Variation in paediatric hospital antibiotic guidelines in Europe
Faculty of Medicine and Health Sciences
Archives of disease in childhood. - London, 1926, currens
, p. 72-76
University of Antwerp
Objective To assess the availability and source of guidelines for common infections in European paediatric hospitals and determine their content and characteristics. Design Participating hospitals completed an online questionnaire on the availability and characteristics of antibiotic prescribing guidelines and on empirical antibiotic treatment including duration of therapy for 5 common infection syndromes: respiratory tract, urinary tract, skin and soft tissue, osteoarticular and sepsis in neonates and children. Results 84 hospitals from 19 European countries participated in the survey of which 74 confirmed the existence of guidelines. Complete guidelines (existing guidelines for all requested infection syndromes) were reported by 20% of hospitals and the majority (71%) used a range of different sources.
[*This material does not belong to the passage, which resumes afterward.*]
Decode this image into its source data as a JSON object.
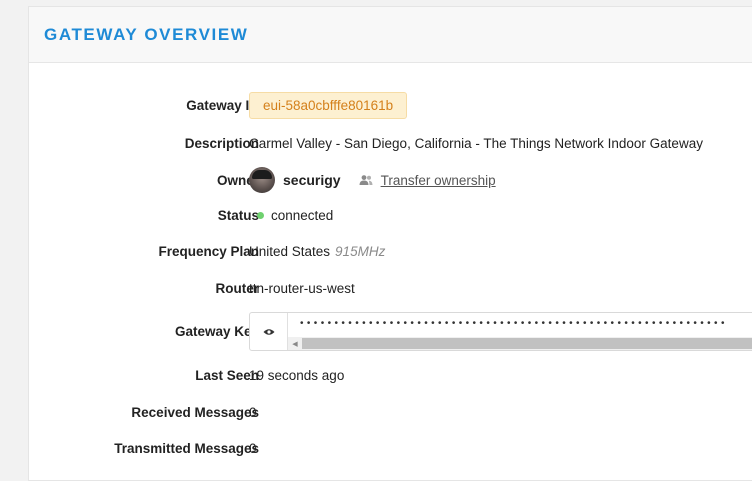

Guidelines most commonly available were those for urinary tract infection (UTI) (74%), neonatal sepsis (71%) and sepsis in children (65%). Penicillin and amoxicillin were the antibiotics most commonly recommended for respiratory tract infections (RTIs) (up to 76%), cephalosporin for UTI (up to 50%) and for skin and soft tissue infection (SSTI) and bone infection (20% and 30%, respectively). Antistaphylococcal penicillins were recommended for SSTIs and bone infections in 43% and 36%, respectively. Recommendations for neonatal sepsis included 20 different antibiotic combinations. Duration of therapy guidelines was mostly available for RTI and UTI (82%). A third of hospitals with guidelines for sepsis provided recommendations for length of therapy. Conclusions Comprehensive antibiotic guideline recommendations are generally lacking from European paediatric hospitals. We documented multiple antibiotics and combinations for most infections. Considerable improvement in the quality of guidelines and their evidence base is required, linking empirical therapy to resistance rates.